## What you will do:
Among the entries below, find all lines that include "GATE" and copy them.

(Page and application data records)
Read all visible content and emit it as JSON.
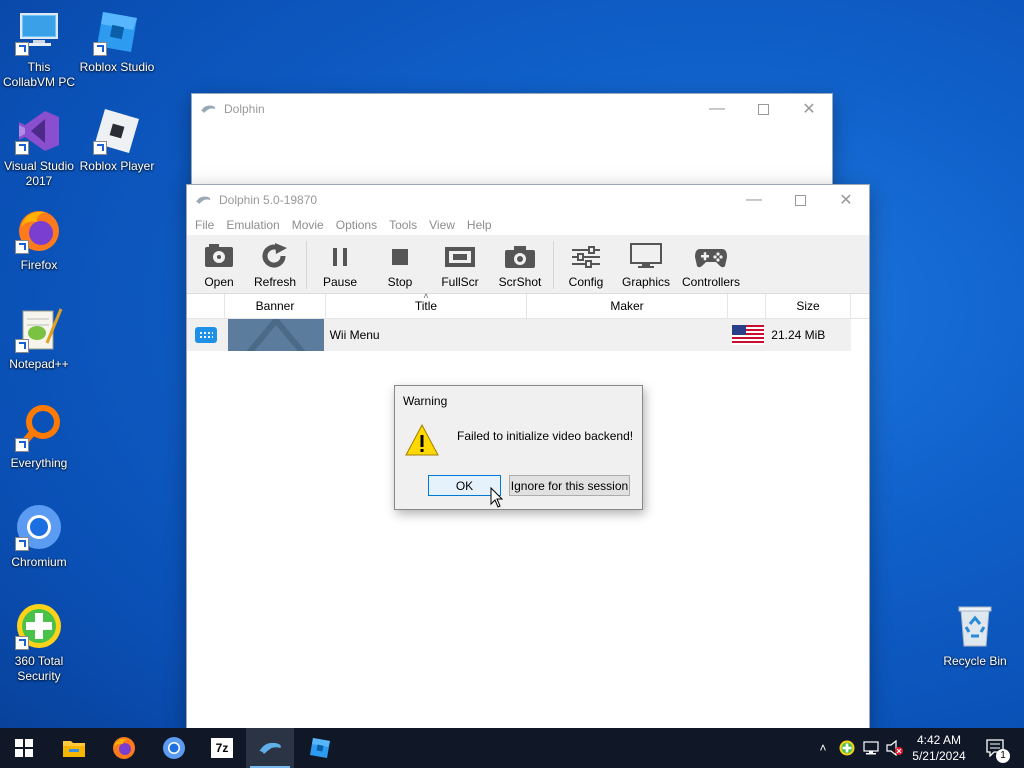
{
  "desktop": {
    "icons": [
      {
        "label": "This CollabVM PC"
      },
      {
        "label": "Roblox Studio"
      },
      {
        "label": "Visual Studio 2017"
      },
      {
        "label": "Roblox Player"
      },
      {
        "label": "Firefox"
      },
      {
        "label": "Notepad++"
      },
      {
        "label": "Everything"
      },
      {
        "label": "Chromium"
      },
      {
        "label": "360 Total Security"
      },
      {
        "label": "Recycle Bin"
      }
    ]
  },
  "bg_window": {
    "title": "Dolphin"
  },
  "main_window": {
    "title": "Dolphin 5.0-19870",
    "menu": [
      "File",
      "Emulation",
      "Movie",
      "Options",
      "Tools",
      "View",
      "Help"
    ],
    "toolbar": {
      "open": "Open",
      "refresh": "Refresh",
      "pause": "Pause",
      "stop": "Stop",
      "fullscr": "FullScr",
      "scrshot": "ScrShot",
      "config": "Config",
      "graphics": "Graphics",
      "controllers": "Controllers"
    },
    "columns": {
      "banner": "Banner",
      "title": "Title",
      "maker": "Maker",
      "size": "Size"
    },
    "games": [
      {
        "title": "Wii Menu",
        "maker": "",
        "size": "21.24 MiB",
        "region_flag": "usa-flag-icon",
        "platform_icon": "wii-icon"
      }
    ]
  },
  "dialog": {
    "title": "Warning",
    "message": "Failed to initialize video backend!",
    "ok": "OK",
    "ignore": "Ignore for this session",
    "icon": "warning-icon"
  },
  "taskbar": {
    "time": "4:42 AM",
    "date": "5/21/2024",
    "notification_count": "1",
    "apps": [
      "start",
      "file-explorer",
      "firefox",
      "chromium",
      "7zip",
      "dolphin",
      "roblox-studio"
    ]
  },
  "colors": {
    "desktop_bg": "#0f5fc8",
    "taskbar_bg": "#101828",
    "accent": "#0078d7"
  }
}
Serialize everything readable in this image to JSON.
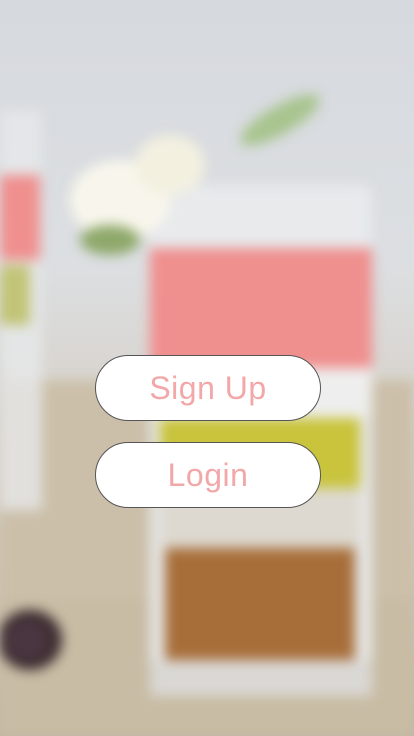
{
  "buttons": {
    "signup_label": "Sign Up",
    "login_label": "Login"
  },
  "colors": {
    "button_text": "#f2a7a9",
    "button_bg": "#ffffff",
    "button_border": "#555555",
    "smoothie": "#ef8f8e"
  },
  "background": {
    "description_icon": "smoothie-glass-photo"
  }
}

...

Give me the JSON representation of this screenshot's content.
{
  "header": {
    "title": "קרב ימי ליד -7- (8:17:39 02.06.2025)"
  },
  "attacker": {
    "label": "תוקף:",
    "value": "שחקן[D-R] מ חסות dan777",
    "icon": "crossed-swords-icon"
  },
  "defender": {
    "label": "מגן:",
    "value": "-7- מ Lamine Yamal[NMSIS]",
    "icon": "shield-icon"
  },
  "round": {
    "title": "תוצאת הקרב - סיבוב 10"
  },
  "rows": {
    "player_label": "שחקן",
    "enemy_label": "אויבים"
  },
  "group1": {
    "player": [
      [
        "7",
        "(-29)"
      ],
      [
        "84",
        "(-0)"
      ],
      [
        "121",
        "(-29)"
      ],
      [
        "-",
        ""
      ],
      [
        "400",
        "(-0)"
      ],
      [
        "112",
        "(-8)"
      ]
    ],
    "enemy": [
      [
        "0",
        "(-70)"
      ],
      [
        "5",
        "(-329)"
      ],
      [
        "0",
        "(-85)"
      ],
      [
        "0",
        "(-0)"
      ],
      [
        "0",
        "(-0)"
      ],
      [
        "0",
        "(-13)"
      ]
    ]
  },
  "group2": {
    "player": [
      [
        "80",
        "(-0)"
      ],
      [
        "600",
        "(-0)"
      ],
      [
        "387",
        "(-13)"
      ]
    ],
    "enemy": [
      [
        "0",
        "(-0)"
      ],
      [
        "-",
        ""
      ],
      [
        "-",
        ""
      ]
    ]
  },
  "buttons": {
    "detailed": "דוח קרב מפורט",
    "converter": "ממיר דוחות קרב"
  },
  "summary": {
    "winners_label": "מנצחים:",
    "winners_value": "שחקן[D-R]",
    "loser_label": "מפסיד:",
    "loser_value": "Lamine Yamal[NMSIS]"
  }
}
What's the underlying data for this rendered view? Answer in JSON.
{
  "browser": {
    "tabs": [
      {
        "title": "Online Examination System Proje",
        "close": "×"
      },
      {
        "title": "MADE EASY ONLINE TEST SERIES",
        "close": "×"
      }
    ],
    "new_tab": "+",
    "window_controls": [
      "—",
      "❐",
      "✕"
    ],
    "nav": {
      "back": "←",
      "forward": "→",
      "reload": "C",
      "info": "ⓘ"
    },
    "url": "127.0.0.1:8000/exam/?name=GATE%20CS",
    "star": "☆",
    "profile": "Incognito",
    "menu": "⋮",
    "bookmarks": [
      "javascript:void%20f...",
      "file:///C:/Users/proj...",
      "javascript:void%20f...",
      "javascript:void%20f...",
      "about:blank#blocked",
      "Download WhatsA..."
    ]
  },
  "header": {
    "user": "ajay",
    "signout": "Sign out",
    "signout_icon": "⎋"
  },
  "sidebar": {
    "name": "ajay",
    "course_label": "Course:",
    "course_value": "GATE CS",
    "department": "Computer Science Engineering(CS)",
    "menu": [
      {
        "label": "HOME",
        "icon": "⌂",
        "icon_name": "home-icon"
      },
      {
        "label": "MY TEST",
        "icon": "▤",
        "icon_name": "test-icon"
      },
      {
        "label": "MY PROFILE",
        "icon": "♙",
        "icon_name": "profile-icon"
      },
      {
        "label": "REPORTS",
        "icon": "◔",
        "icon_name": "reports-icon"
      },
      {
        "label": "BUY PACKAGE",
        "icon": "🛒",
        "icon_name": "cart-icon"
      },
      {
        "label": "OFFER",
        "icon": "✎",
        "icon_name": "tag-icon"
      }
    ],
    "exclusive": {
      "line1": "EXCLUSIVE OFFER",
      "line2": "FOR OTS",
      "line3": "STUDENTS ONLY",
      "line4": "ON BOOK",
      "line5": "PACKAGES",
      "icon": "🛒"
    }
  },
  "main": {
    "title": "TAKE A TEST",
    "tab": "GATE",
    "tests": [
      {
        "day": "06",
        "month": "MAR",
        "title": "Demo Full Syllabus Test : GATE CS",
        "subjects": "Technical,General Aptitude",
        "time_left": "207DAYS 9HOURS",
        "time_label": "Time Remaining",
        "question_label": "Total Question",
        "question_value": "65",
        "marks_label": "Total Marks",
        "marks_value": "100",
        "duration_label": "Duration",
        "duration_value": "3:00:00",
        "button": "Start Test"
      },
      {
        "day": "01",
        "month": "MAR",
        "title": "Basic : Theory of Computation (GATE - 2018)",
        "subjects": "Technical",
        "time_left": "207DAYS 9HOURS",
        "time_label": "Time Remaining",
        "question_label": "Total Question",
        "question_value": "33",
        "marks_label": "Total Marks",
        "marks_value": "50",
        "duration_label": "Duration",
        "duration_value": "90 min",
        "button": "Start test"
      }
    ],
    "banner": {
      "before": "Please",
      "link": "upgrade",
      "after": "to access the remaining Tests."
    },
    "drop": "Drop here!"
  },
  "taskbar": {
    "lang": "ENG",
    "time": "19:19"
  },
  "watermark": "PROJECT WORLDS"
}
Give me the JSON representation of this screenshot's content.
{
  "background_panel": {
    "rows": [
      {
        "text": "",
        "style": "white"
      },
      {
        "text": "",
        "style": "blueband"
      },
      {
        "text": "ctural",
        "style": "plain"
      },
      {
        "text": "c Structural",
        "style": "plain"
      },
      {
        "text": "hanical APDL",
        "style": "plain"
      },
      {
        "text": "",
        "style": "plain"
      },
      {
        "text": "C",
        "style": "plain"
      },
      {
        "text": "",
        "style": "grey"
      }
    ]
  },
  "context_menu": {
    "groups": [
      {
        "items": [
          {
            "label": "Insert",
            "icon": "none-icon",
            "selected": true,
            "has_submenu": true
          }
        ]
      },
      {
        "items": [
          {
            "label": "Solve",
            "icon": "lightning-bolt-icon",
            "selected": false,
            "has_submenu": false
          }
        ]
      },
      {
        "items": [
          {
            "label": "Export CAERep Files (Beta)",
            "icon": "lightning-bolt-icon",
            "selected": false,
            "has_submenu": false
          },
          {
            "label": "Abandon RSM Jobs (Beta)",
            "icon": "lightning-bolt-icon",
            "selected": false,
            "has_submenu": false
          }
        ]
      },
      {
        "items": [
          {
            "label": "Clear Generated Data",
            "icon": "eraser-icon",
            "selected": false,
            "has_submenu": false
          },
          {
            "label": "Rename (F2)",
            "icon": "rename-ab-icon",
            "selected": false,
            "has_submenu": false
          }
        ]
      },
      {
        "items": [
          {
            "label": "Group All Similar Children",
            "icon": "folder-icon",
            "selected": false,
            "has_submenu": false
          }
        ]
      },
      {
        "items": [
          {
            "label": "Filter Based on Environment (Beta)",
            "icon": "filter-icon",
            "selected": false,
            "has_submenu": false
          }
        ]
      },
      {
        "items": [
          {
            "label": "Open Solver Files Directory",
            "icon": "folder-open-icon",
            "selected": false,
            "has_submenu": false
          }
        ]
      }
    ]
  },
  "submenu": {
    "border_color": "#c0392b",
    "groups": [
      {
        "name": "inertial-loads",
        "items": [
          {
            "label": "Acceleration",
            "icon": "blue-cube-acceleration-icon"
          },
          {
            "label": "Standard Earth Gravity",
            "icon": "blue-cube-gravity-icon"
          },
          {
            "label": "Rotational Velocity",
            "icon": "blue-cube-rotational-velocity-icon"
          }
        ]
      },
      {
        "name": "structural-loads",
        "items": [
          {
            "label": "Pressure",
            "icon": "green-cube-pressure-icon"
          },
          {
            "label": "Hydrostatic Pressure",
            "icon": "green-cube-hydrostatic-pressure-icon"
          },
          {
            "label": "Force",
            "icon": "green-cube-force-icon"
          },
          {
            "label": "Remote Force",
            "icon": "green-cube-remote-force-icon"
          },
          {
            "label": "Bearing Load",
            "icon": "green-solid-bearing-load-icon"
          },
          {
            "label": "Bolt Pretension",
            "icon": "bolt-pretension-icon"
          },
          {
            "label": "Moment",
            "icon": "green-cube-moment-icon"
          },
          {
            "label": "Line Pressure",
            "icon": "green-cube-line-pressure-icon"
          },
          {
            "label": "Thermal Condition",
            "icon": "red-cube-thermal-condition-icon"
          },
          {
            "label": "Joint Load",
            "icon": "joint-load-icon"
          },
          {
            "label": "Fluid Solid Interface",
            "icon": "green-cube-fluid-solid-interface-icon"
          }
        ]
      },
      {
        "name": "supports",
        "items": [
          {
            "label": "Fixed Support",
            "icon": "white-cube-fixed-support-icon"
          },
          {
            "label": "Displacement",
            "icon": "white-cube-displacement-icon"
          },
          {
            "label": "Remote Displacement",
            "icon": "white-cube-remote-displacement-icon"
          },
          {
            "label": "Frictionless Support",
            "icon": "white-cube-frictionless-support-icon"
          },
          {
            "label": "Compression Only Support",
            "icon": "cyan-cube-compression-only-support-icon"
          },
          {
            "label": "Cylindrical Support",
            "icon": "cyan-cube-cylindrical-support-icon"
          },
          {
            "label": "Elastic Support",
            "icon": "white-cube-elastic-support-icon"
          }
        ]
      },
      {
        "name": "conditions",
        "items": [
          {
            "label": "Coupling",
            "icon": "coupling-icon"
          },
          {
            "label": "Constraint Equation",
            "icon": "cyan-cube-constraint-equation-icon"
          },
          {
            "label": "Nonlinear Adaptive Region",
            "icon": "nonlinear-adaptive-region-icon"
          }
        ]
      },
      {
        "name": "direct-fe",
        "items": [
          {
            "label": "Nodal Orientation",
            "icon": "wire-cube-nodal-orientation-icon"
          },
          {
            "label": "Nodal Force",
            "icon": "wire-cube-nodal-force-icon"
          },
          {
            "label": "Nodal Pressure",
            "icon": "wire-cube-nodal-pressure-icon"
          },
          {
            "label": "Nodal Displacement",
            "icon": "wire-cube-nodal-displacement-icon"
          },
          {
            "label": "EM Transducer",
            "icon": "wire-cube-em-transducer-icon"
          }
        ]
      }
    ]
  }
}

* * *

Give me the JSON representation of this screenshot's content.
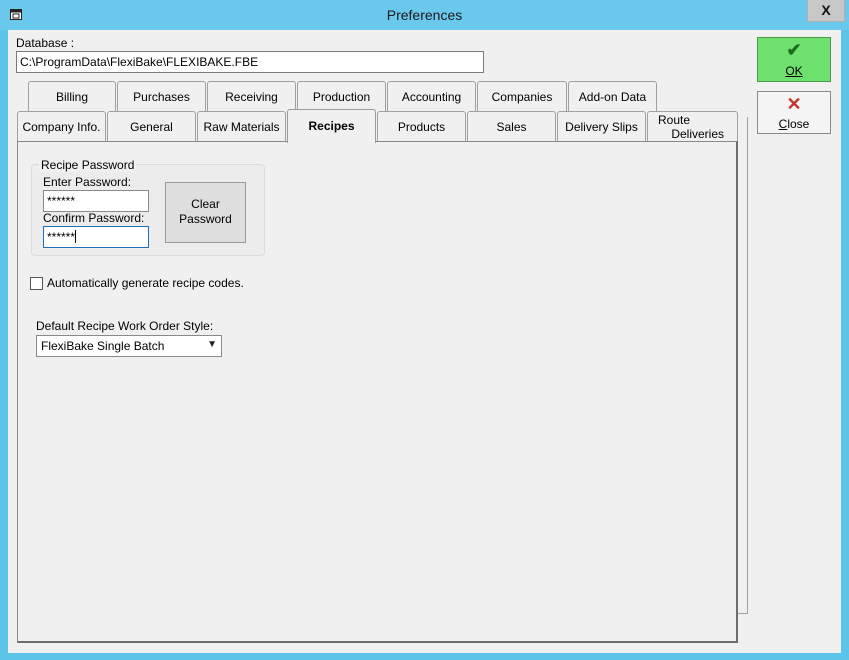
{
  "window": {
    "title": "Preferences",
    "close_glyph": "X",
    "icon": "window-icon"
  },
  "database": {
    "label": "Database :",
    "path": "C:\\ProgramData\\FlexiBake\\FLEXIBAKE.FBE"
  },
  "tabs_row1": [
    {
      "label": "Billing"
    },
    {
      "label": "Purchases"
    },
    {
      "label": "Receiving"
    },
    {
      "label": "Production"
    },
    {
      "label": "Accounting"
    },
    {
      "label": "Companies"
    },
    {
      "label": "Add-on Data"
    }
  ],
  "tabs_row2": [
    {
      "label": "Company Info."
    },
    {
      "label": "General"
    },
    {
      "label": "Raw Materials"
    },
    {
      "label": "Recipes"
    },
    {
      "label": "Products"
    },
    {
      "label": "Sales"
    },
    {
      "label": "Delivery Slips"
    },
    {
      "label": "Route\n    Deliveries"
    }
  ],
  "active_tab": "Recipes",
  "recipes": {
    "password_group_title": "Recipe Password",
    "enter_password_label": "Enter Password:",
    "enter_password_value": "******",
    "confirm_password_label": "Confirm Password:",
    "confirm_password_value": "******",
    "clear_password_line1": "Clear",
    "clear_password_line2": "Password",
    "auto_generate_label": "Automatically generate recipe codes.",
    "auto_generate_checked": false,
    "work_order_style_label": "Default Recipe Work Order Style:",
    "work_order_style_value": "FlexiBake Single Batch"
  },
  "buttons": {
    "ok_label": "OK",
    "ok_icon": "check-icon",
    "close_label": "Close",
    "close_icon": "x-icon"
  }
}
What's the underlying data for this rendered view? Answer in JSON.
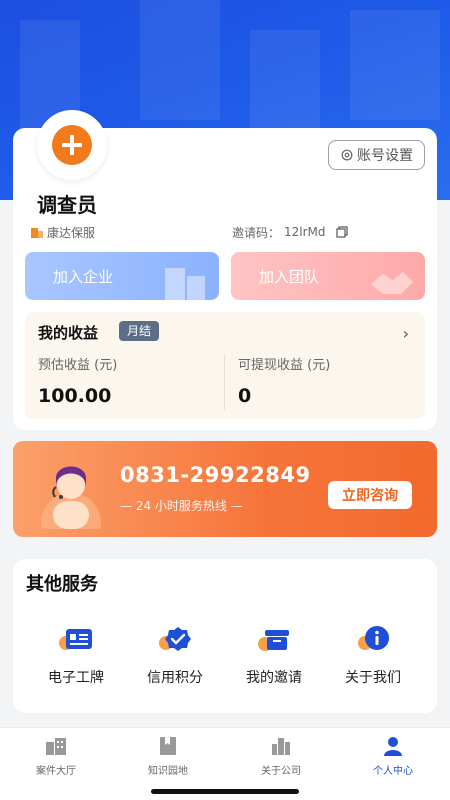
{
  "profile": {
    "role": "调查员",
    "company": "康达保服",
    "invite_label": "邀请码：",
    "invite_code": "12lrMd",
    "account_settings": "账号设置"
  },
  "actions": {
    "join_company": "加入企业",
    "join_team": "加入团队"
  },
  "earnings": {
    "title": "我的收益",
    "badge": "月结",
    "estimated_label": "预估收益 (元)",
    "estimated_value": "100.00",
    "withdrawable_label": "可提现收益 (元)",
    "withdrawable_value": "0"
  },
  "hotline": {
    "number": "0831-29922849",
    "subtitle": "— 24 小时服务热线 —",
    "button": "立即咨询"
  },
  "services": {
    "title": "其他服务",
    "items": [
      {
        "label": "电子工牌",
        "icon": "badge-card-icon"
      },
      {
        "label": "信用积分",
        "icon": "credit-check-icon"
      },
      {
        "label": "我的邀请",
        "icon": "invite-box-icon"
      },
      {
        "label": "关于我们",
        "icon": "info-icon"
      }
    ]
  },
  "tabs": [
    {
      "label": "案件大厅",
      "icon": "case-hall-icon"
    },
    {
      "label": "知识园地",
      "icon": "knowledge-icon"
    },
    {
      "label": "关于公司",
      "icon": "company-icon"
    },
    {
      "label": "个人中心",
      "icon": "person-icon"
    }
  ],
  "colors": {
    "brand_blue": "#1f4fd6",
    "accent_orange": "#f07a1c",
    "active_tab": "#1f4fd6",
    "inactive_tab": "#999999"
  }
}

## Result:
    "url": "127.0.0.1:8000/exam/?name=GATE%20CS",
    "course_value": "GATE CS",
    "tab": "GATE",
        "title": "Demo Full Syllabus Test : GATE CS",
        "title": "Basic : Theory of Computation (GATE - 2018)",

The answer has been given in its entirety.